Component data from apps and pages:
· · · ·

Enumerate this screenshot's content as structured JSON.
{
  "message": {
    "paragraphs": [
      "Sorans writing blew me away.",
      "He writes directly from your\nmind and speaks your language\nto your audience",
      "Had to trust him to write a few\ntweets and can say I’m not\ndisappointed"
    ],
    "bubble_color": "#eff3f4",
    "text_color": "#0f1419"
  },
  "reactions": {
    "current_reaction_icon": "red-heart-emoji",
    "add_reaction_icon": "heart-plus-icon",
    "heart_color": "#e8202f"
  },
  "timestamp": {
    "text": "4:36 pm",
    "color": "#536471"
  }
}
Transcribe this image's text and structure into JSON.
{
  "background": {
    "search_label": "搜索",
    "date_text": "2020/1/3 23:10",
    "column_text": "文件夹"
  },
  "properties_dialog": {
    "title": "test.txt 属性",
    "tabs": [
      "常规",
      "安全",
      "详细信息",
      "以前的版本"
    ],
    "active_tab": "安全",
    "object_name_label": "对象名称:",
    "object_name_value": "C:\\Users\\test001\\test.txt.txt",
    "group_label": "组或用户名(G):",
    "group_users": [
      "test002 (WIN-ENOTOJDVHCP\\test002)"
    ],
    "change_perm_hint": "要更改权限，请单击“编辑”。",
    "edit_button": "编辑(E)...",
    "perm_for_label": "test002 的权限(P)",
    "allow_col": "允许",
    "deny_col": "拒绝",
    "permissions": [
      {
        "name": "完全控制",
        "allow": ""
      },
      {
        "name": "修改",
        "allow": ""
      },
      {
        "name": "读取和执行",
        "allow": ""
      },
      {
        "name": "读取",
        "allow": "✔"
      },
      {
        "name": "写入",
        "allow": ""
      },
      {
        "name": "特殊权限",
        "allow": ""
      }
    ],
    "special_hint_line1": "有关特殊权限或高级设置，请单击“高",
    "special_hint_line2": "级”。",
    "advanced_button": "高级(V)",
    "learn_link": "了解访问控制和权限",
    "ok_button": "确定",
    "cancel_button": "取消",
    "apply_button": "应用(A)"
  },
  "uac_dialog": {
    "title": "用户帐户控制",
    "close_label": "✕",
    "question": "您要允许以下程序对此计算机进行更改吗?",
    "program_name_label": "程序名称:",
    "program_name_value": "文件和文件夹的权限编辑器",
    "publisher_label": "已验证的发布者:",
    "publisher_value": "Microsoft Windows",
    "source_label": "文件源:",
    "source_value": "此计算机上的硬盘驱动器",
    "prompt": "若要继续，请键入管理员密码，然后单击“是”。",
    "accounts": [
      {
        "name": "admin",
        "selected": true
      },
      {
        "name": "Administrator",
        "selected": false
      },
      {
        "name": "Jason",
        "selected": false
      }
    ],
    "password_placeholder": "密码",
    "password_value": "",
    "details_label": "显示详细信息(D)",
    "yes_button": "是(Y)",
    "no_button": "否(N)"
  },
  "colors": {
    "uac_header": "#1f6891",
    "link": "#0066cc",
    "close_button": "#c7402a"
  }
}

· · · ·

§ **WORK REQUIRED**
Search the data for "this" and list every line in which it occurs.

§ **OUTPUT**
Enumerate this screenshot's content as structured JSON.
Transcribe this image's text and structure into JSON.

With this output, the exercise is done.